But other nearby property owners said during the public hearing that they wanted to know what the development plans for that area are. Merlino and the town zoning officer have declined to provide the name of the property owner, who approached the town about building one or more houses, and declined to provide more details about the discussion. Both said the individual has not provided any formal planning or zoning applications to the town, and they are merely taking the first step required for any project–changing the APA land use map.
David Gibson, of Adirondack Wild: Friends of the Forest Preserve, said this isn’t the first time the public has gleaned information about proposed development projects during a map amendment hearing and public comment period.
In 2010, the APA was looking at a proposal to downgrade the protections of about 53 acres around Lake Clear in Franklin County. A property owner also wanted to build houses there.
Similar to Adirondack Wild’s comments back then, Gibson said the reasoning in Lake Luzerne’s application for a map change appears to be weak.
“Basically, the town says, ‘We want more development,’” Gibson said. “Well of course, every town would, but this is a regional land use plan, not a local land use plan.”
Peter Bauer, of Protect the Adirondacks, said generally map amendment requests are more successful when they’re part of a comprehensive town plan. The town of Chester, for example, suggested in its map amendment application where some land deserved more protections and where other lands could handle more development.
“There’s lands going both ways, so to speak,” Bauer said. “The map amendments are always more challenging when they’re being undertaken for an individual parcel, often with a small number of landowners who will clearly benefit from the change, and it’s not being done in the context of a town-wide zoning and planning amendment process.”
The Lake Luzerne map change request itself drew more negative comments than positive ones during the virtual public hearing, with three nearby landowners testifying that they did not want more development in the area, two people testifying a change wasn’t warranted and one testifying in favor of it. It’s not clear how many written comments have been submitted, but the APA is collecting those through June 2.
Aside from their concerns about an individual property owners’ wishes in the mix, Glennon and Gibson both highlighted characteristics of the Lake Luzerne property that they feel make it suited for its current rural use.
For one, the forest block of which it is a part, is considered one of 115 “regionally important” forest blocks in the Adirondack Park. It also has two wetlands, 8.5 acres and 7 acres, respectively. There is no public water or sewer servicing the area.
Tom Reed, who owns some of the land in the map amendment request, said he would be in favor of the map change. There is land along Hidden Valley Road already classified for moderate intensity use and it appears to just stop and turn to rural use, he said.
Reed and Merlino both worry about the town’s economic standing and tax base.
“It makes it a little easier on all of us here to have a little more development,” Reed said. “Septic systems and water have to be approved by lot-by-lot basis. It makes sense to me to follow the town guidance to have this go through.”

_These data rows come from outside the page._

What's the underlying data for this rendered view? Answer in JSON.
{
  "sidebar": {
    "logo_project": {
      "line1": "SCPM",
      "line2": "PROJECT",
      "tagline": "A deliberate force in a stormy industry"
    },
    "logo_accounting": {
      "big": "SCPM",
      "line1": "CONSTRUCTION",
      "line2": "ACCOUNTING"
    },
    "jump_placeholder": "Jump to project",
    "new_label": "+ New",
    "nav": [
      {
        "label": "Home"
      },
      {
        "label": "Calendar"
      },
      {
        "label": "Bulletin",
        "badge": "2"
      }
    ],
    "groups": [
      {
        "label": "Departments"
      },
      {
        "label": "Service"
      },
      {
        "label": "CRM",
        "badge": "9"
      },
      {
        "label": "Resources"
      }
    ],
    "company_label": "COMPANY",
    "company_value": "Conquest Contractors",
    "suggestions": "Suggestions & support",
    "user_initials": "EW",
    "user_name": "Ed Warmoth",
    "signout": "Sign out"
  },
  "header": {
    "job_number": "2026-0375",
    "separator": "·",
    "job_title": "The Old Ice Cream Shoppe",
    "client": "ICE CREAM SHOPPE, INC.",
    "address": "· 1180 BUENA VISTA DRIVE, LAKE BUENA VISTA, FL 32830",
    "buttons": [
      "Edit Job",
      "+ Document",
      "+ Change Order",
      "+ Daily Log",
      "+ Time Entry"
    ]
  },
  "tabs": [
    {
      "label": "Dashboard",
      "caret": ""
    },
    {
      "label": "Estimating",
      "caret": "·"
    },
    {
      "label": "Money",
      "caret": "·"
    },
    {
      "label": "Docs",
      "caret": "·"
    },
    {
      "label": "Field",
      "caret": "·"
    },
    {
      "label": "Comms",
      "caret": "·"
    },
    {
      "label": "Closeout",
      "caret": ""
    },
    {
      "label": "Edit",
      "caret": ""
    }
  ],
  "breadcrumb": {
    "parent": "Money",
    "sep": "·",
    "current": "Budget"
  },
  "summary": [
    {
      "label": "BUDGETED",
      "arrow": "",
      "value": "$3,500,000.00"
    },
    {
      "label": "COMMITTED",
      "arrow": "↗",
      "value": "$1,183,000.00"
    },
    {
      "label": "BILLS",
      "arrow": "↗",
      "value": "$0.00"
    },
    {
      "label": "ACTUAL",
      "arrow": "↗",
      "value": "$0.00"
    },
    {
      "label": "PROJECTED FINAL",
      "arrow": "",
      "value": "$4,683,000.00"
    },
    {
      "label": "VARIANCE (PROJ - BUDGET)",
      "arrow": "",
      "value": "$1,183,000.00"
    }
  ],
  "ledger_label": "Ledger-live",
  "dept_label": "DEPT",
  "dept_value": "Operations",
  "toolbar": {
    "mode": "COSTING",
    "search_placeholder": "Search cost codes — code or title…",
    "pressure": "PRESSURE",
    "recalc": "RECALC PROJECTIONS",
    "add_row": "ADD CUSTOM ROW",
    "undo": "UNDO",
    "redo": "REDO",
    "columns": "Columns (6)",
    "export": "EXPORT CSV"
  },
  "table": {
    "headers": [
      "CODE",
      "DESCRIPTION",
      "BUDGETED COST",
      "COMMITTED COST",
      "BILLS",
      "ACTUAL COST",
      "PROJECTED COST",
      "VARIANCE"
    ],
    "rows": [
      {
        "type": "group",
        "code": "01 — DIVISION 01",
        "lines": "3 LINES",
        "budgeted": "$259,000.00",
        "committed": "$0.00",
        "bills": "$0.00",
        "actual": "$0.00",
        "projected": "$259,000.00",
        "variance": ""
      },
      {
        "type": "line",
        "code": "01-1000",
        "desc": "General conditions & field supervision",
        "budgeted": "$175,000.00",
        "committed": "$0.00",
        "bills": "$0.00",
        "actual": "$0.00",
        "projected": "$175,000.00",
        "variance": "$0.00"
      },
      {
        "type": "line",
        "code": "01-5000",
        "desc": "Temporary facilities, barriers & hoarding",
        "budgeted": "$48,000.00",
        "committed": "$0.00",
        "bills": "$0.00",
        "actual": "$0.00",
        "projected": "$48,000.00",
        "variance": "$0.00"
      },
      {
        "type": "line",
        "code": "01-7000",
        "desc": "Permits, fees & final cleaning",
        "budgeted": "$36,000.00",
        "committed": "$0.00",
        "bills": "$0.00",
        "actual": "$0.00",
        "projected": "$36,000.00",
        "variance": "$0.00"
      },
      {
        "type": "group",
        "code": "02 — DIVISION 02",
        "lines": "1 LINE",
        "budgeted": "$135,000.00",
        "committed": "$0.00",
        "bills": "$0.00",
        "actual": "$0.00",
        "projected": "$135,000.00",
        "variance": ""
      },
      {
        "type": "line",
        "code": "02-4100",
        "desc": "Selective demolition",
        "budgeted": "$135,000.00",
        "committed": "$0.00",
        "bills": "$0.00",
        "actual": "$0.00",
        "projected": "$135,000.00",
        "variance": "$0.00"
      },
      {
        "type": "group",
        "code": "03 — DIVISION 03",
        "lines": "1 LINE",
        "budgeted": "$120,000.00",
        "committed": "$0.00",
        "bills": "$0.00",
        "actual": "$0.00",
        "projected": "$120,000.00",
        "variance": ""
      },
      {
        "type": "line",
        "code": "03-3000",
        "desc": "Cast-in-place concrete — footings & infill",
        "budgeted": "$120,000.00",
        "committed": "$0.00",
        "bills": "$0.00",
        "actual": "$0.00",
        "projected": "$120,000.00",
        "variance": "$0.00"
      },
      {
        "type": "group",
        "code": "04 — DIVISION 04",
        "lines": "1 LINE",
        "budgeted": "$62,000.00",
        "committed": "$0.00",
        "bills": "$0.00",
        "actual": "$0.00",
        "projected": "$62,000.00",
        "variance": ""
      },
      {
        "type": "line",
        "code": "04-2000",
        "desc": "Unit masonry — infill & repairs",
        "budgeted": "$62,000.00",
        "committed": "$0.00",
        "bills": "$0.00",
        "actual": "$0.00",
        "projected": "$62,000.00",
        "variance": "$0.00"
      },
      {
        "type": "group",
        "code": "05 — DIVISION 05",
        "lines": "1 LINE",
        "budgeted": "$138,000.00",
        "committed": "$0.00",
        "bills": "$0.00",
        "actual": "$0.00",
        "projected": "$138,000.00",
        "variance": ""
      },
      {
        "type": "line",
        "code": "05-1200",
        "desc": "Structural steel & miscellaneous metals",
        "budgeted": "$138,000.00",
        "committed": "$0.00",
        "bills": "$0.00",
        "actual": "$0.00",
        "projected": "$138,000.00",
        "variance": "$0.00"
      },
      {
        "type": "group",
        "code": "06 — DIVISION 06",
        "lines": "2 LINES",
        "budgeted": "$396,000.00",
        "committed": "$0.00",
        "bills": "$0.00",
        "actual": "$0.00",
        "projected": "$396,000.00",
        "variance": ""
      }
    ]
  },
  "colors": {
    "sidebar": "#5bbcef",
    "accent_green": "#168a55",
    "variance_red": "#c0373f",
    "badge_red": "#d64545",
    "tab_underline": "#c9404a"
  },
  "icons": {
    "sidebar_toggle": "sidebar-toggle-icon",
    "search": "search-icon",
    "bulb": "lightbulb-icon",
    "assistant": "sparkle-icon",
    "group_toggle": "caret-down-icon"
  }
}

Merlino added that if the map amendment happened, any projects a property owner wants to do have to go through planning, zoning and other hearings. The APA hearing was strictly to change the land use, he added.
While the town application may have been instigated by one property owner, there are several on the 100 acres and Merlino said no matter what, the town would like the map amendment made. For the last 15 years, Merlino’s goal has been to bring more development to Lake Luzerne.
“It helps your tax base,” Merlino said. “If it (the town) doesn’t grow a little, your taxes are going to grow.”
Comments on the Lake Luzerne proposal may be submitted to APA Staff EPS Matthew Kendall, email or 518-304-6168.
This story has been corrected to say “rural use” allows 75 buildings per square mile and not 15.